ACR Appropriateness Criteria get new relational database model

February 10, 2003

The American College of Radiology Appropriateness Criteria (ACRAC) are intended to guide radiologists and referring physicians in making initial decisions about diagnostic imaging and therapeutic techniques.For the ACRAC to be relevant to current

The American College of Radiology Appropriateness Criteria (ACRAC) are intended to guide radiologists and referring physicians in making initial decisions about diagnostic imaging and therapeutic techniques.

For the ACRAC to be relevant to current practice, however, it must be in a format that allows it to be used with current electronic systems for patient record keeping, billing/reimbursement, and research databases, said Dr. Chris Sistrom, an assistant professor of radiology at the University of Florida.

Most such computerized systems use a relational database as the main repository for data and much of the business logic. Sistrom proposes a data model that completely encodes all attributes and domains of the published guidelines and is suitable for translation into any industry standard relational database system (Digit Imaging 2002 Nov 6; [epub ahead of print]).

"In the U.S., ICD9 and CPT codes are the standard way to represent symptoms/diseases and medical interventions, respectively," Sistrom said. "Therefore, our data model incorporates these coding schemes and provides for mappings between numeric codes and descriptive information contained in the current ACRAC."

Sistrom has invited the ACR to help fund an effort to encode the entire ACRAC into this database format. One important use would be to maintain the "master" copy of the ACRAC at the ACR. This copy would be maintained online and updated as new sections are added and prior ones modified.

From such a database, it could be easy to produce a "report" essentially matching the current printed document. The database could also serve as the back end for a Web-based decision support tool, he said.

"Newly developing computerized physician order entry systems for radiology will need 'rules' tables, and the ACRAC in database form with ICD9 and CPT code mappings would be ideal for this purpose," Sistrom said.

Sistrom is starting research to translate the neuro section of the ACRAC into his database format. With this in hand, physicians will be able to query the Medicare reimbursement tables to see if the Medicare allowances and exclusions for imaging test/indication pairs have any relationship with the ACRAC recommendation.
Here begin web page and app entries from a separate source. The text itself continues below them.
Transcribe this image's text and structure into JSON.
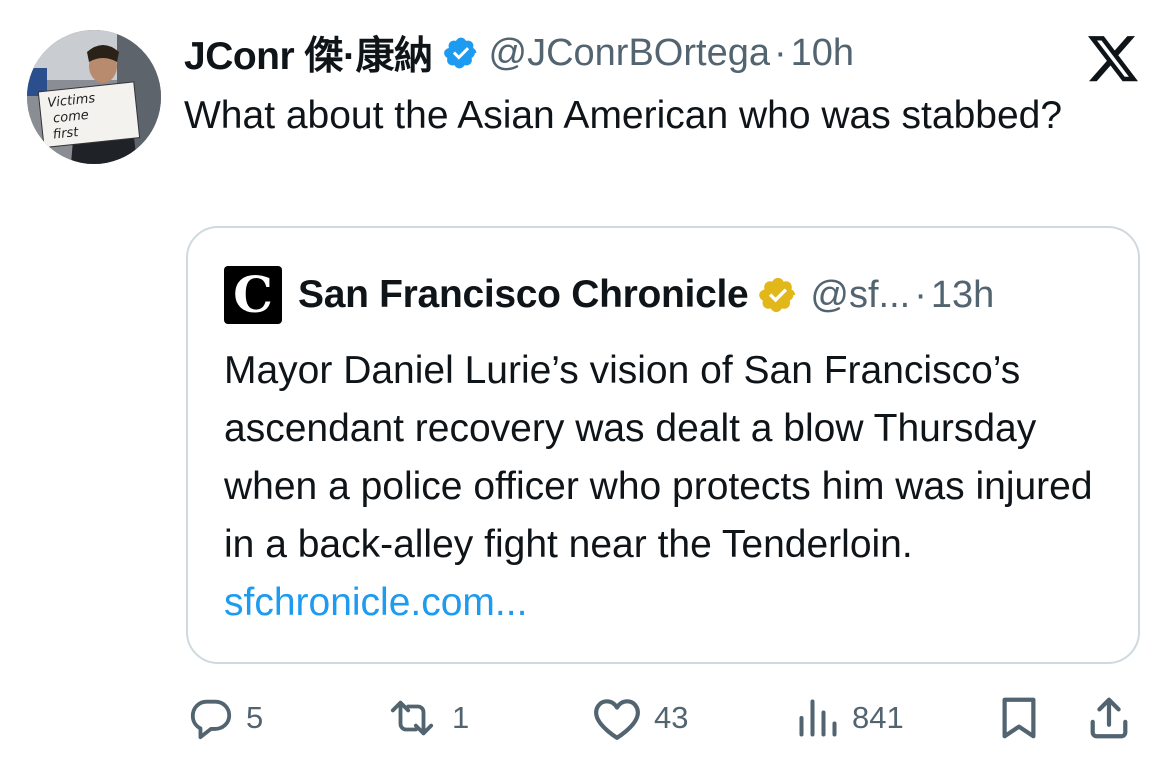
{
  "author": {
    "display_name": "JConr 傑·康納",
    "handle": "@JConrBOrtega",
    "separator": "·",
    "time": "10h",
    "avatar_sign_text": "Victims come first"
  },
  "tweet": {
    "text": "What about the Asian American who was stabbed?"
  },
  "quoted": {
    "logo_letter": "C",
    "name": "San Francisco Chronicle",
    "handle": "@sf...",
    "separator": "·",
    "time": "13h",
    "text": "Mayor Daniel Lurie’s vision of San Francisco’s ascendant recovery was dealt a blow Thursday when a police officer who protects him was injured in a back-alley fight near the Tenderloin. ",
    "link_text": "sfchronicle.com..."
  },
  "actions": {
    "replies": "5",
    "reposts": "1",
    "likes": "43",
    "views": "841"
  },
  "icons": {
    "verified_blue": "verified-badge-blue",
    "verified_gold": "verified-badge-gold",
    "platform": "x-logo",
    "reply": "reply-icon",
    "repost": "repost-icon",
    "like": "heart-icon",
    "views": "views-icon",
    "bookmark": "bookmark-icon",
    "share": "share-icon"
  },
  "colors": {
    "text": "#0f1419",
    "secondary": "#536471",
    "link": "#1d9bf0",
    "verified_blue": "#1d9bf0",
    "verified_gold": "#e2b719",
    "border": "#cfd9de"
  }
}
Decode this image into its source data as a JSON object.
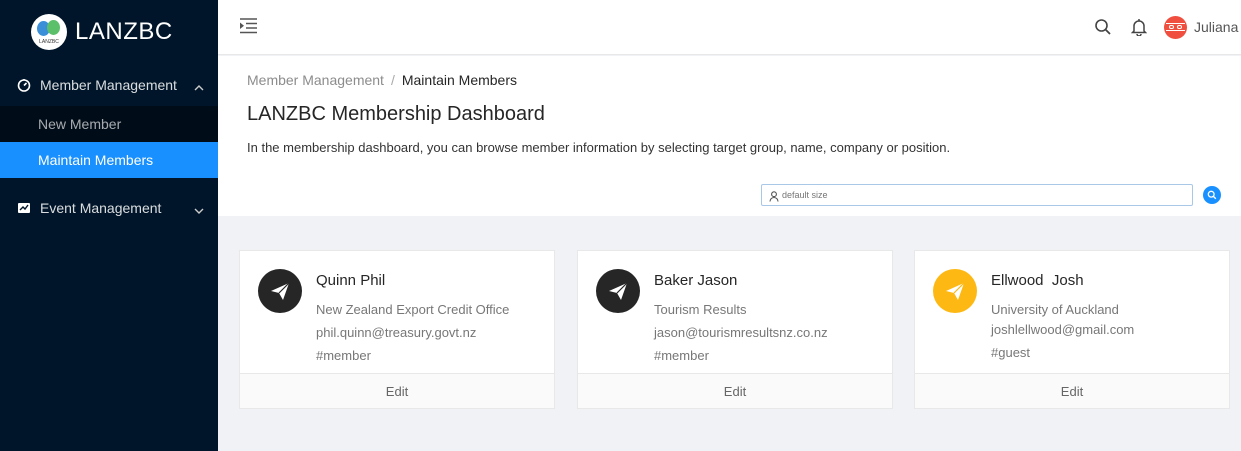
{
  "app": {
    "logo_text": "LANZBC",
    "logo_small": "LANZBC"
  },
  "sidebar": {
    "member_menu": {
      "label": "Member Management",
      "icon": "dashboard-icon"
    },
    "member_items": [
      {
        "label": "New Member"
      },
      {
        "label": "Maintain Members"
      }
    ],
    "event_menu": {
      "label": "Event Management",
      "icon": "form-icon"
    }
  },
  "header": {
    "username": "Juliana"
  },
  "breadcrumb": {
    "parent": "Member Management",
    "separator": "/",
    "current": "Maintain Members"
  },
  "page": {
    "title": "LANZBC Membership Dashboard",
    "description": "In the membership dashboard, you can browse member information by selecting target group, name, company or position."
  },
  "search": {
    "placeholder": "default size",
    "value": ""
  },
  "cards": [
    {
      "name": "Quinn Phil",
      "organization": "New Zealand Export Credit Office",
      "email": "phil.quinn@treasury.govt.nz",
      "tag": "#member",
      "edit_label": "Edit",
      "avatar_color": "#262626"
    },
    {
      "name": "Baker Jason",
      "organization": "Tourism Results",
      "email": "jason@tourismresultsnz.co.nz",
      "tag": "#member",
      "edit_label": "Edit",
      "avatar_color": "#262626"
    },
    {
      "name": "Ellwood  Josh",
      "organization": "University of Auckland",
      "email": "joshlellwood@gmail.com",
      "tag": "#guest",
      "edit_label": "Edit",
      "avatar_color": "#fdb813"
    }
  ],
  "colors": {
    "sidebar_bg": "#001529",
    "accent": "#1890ff",
    "avatar_red": "#f04e3e"
  }
}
"The answer to the question 'if payers reimburse for what' is considered to be standard/best imaging practice by leading experts in radiology," he said.